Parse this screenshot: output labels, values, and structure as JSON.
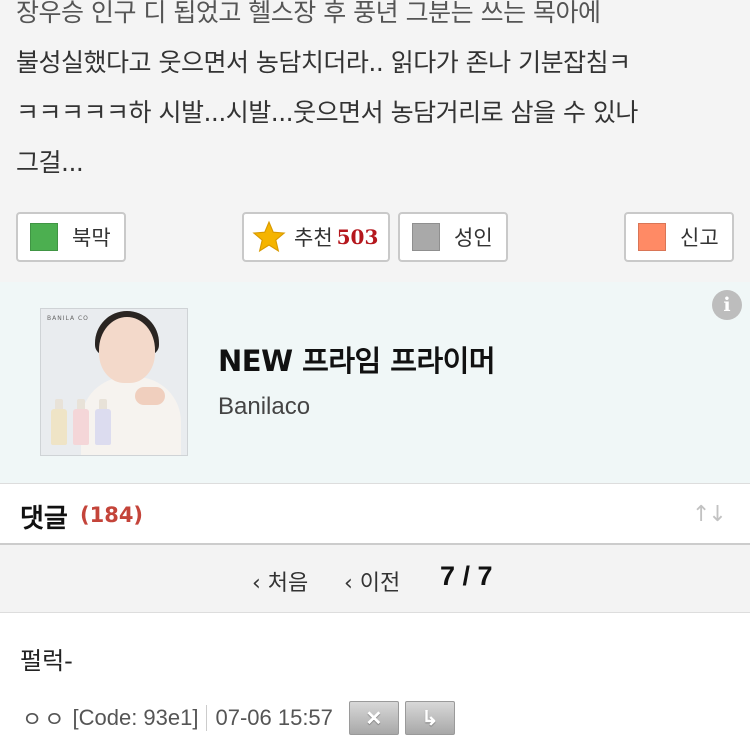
{
  "post": {
    "line1": "장우승 인구 디 됩었고 헬스장 후 풍년 그분는 쓰는 목아에",
    "line2": "불성실했다고 웃으면서 농담치더라.. 읽다가 존나 기분잡침ㅋ",
    "line3": "ㅋㅋㅋㅋㅋ하 시발...시발...웃으면서 농담거리로 삼을 수 있나",
    "line4": "그걸..."
  },
  "actions": {
    "block_label": "북막",
    "block_color": "#4caf50",
    "recommend_label": "추천",
    "recommend_count": "503",
    "adult_label": "성인",
    "adult_color": "#a9a9a9",
    "report_label": "신고",
    "report_color": "#ff8a65"
  },
  "ad": {
    "image_brand": "BANILA CO",
    "title": "NEW 프라임 프라이머",
    "brand": "Banilaco",
    "info_icon": "i"
  },
  "comments": {
    "title": "댓글",
    "count": "(184)",
    "sort_icon": "↑↓"
  },
  "pager": {
    "first": "‹ 처음",
    "prev": "‹ 이전",
    "current": "7 / 7"
  },
  "comment": {
    "text": "펄럭-",
    "user": "ㅇㅇ",
    "code": "[Code: 93e1]",
    "date": "07-06 15:57",
    "delete_icon": "✕",
    "reply_icon": "↳"
  }
}
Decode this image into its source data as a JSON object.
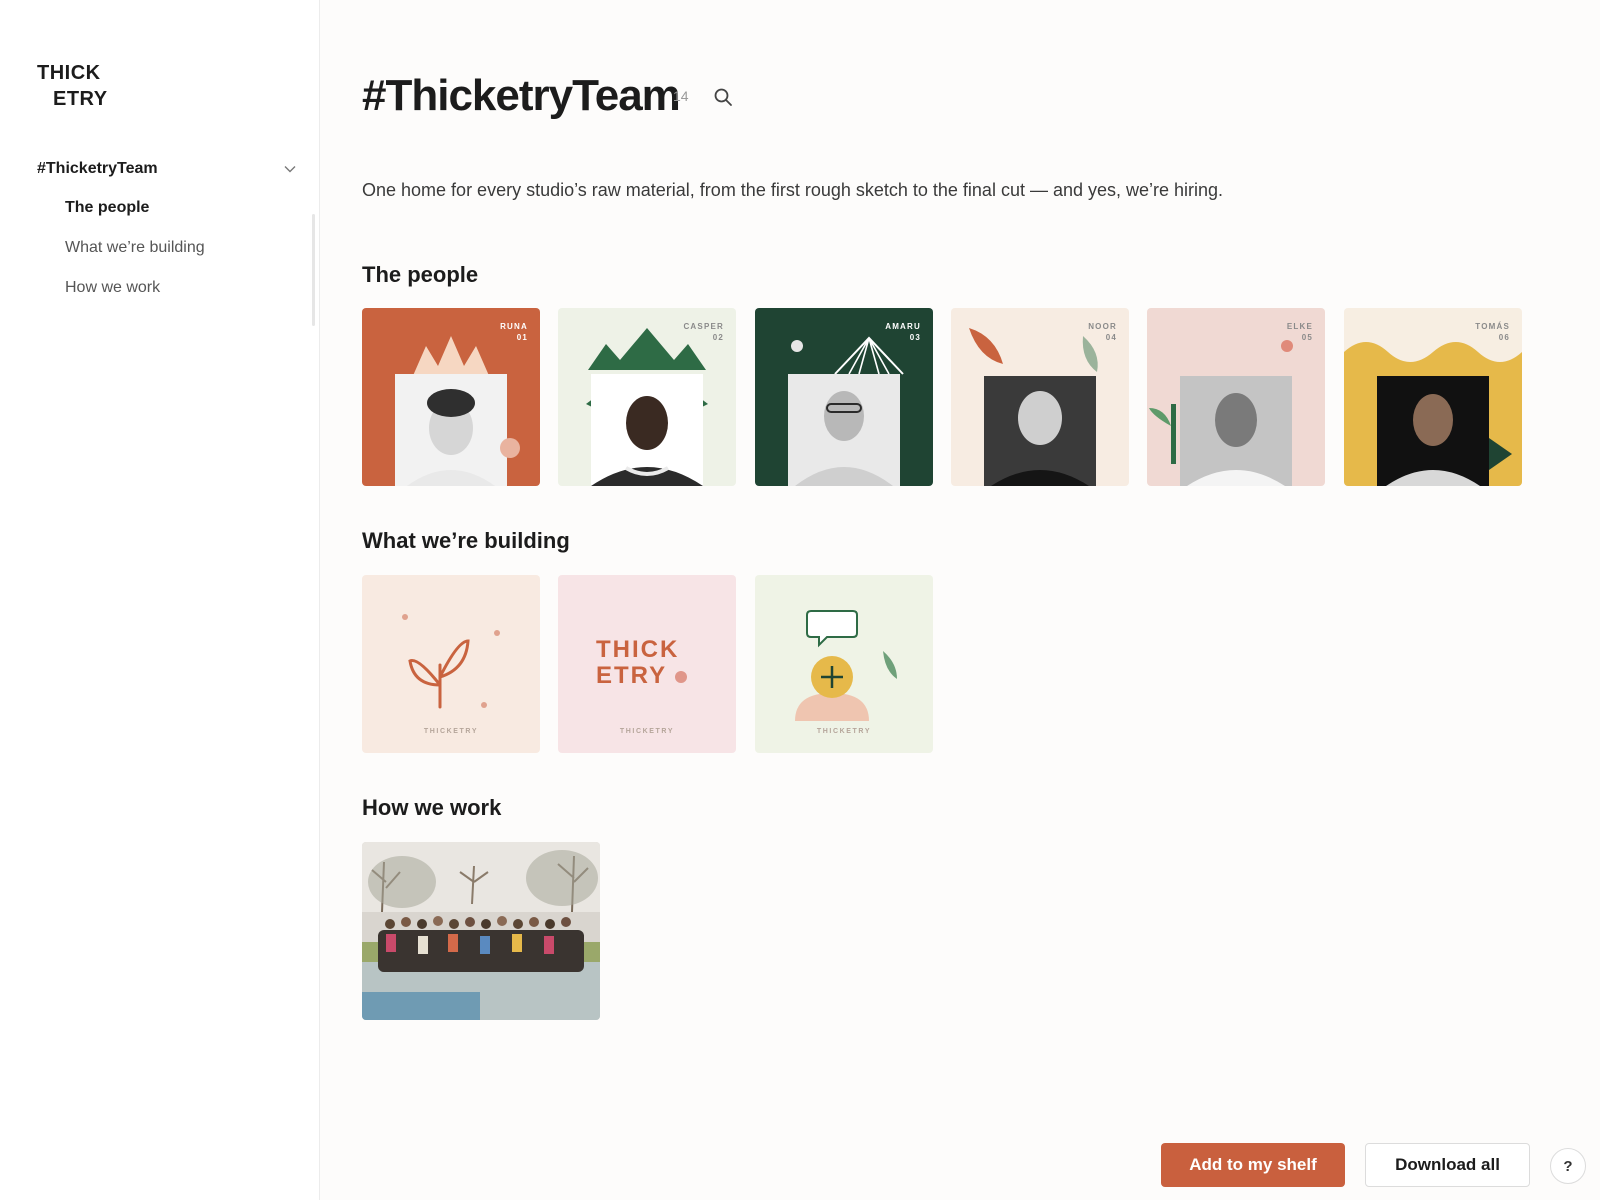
{
  "brand": {
    "line1": "THICK",
    "line2": "ETRY"
  },
  "sidebar": {
    "group_label": "#ThicketryTeam",
    "items": [
      {
        "label": "The people",
        "active": true
      },
      {
        "label": "What we’re building",
        "active": false
      },
      {
        "label": "How we work",
        "active": false
      }
    ]
  },
  "header": {
    "title": "#ThicketryTeam",
    "count": "14",
    "intro": "One home for every studio’s raw material, from the first rough sketch to the final cut — and yes, we’re hiring."
  },
  "sections": {
    "people": {
      "title": "The people",
      "cards": [
        {
          "name": "RUNA",
          "num": "01",
          "bg": "#c9633f"
        },
        {
          "name": "CASPER",
          "num": "02",
          "bg": "#eef2e7"
        },
        {
          "name": "AMARU",
          "num": "03",
          "bg": "#1f4433"
        },
        {
          "name": "NOOR",
          "num": "04",
          "bg": "#f7ece2"
        },
        {
          "name": "ELKE",
          "num": "05",
          "bg": "#f0d9d3"
        },
        {
          "name": "TOMÁS",
          "num": "06",
          "bg": "#f7eee2"
        }
      ]
    },
    "building": {
      "title": "What we’re building",
      "cards": [
        {
          "watermark": "THICKETRY",
          "bg": "#f8eae1"
        },
        {
          "watermark": "THICKETRY",
          "bg": "#f7e4e6",
          "logo_line1": "THICK",
          "logo_line2": "ETRY"
        },
        {
          "watermark": "THICKETRY",
          "bg": "#eff3e6"
        }
      ]
    },
    "work": {
      "title": "How we work"
    }
  },
  "actions": {
    "add_label": "Add to my shelf",
    "download_label": "Download all",
    "help_label": "?"
  },
  "colors": {
    "accent": "#c9603e",
    "dark_green": "#1f4433",
    "yellow": "#e6b94a"
  }
}
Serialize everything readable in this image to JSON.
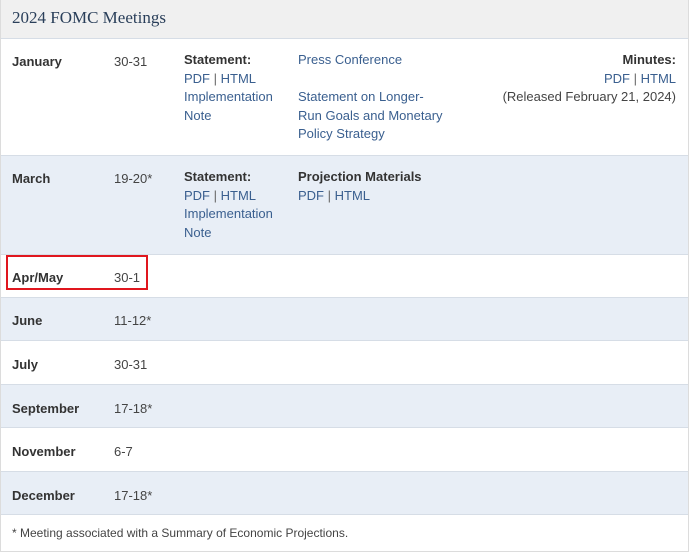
{
  "header": {
    "title": "2024 FOMC Meetings"
  },
  "meetings": [
    {
      "month": "January",
      "dates": "30-31"
    },
    {
      "month": "March",
      "dates": "19-20*"
    },
    {
      "month": "Apr/May",
      "dates": "30-1"
    },
    {
      "month": "June",
      "dates": "11-12*"
    },
    {
      "month": "July",
      "dates": "30-31"
    },
    {
      "month": "September",
      "dates": "17-18*"
    },
    {
      "month": "November",
      "dates": "6-7"
    },
    {
      "month": "December",
      "dates": "17-18*"
    }
  ],
  "january": {
    "statement_label": "Statement:",
    "pdf": "PDF",
    "sep": "|",
    "html": "HTML",
    "impl_line1": "Implementation",
    "impl_line2": "Note",
    "press_conference": "Press Conference",
    "longrun_line1": "Statement on Longer-",
    "longrun_line2": "Run Goals and Monetary",
    "longrun_line3": "Policy Strategy",
    "minutes_label": "Minutes:",
    "minutes_pdf": "PDF",
    "minutes_html": "HTML",
    "minutes_released": "(Released February 21, 2024)"
  },
  "march": {
    "statement_label": "Statement:",
    "pdf": "PDF",
    "sep": "|",
    "html": "HTML",
    "impl_line1": "Implementation",
    "impl_line2": "Note",
    "projection_label": "Projection Materials",
    "projection_pdf": "PDF",
    "projection_html": "HTML"
  },
  "footnote": "* Meeting associated with a Summary of Economic Projections.",
  "colors": {
    "highlight": "#e0161e",
    "alt_row": "#e8eef6",
    "link": "#3a5f8f"
  }
}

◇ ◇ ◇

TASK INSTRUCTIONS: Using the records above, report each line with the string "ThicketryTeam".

REPLY TO THE TASK:
    "group_label": "#ThicketryTeam",
    "title": "#ThicketryTeam",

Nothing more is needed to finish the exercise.